Record extracts:
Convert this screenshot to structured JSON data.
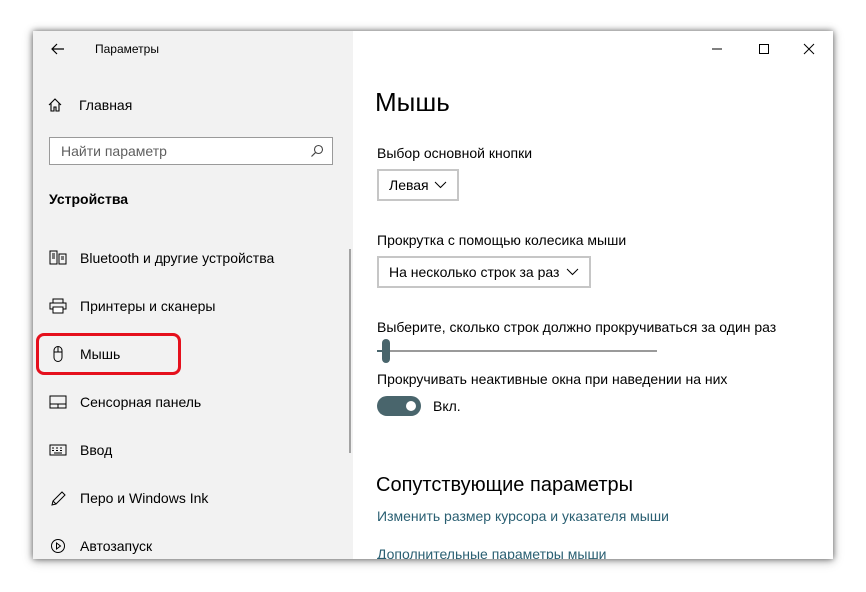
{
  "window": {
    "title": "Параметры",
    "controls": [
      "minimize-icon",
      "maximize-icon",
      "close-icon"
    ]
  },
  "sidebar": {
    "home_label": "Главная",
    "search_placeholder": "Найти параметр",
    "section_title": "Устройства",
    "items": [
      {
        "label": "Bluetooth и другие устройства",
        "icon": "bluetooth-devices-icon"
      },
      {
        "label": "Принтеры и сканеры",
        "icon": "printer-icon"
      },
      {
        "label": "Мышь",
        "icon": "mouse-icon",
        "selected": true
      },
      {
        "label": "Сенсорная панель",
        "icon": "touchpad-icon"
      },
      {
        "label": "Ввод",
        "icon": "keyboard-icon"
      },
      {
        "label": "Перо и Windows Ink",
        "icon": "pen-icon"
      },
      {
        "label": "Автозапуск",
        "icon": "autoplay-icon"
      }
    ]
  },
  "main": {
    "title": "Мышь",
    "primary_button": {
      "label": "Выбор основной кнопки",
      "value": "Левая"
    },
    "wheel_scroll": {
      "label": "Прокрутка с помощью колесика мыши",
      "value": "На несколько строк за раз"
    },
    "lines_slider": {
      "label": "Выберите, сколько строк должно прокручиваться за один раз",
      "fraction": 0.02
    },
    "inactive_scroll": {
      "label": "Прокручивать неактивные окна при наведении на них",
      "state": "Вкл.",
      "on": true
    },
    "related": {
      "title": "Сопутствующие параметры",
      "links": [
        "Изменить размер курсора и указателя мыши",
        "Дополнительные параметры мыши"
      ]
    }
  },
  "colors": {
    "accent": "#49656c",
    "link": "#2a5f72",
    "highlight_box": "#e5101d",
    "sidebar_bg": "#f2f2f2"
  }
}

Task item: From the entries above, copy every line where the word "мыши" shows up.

Solution to this exercise:
      "label": "Прокрутка с помощью колесика мыши",
        "Изменить размер курсора и указателя мыши",
        "Дополнительные параметры мыши"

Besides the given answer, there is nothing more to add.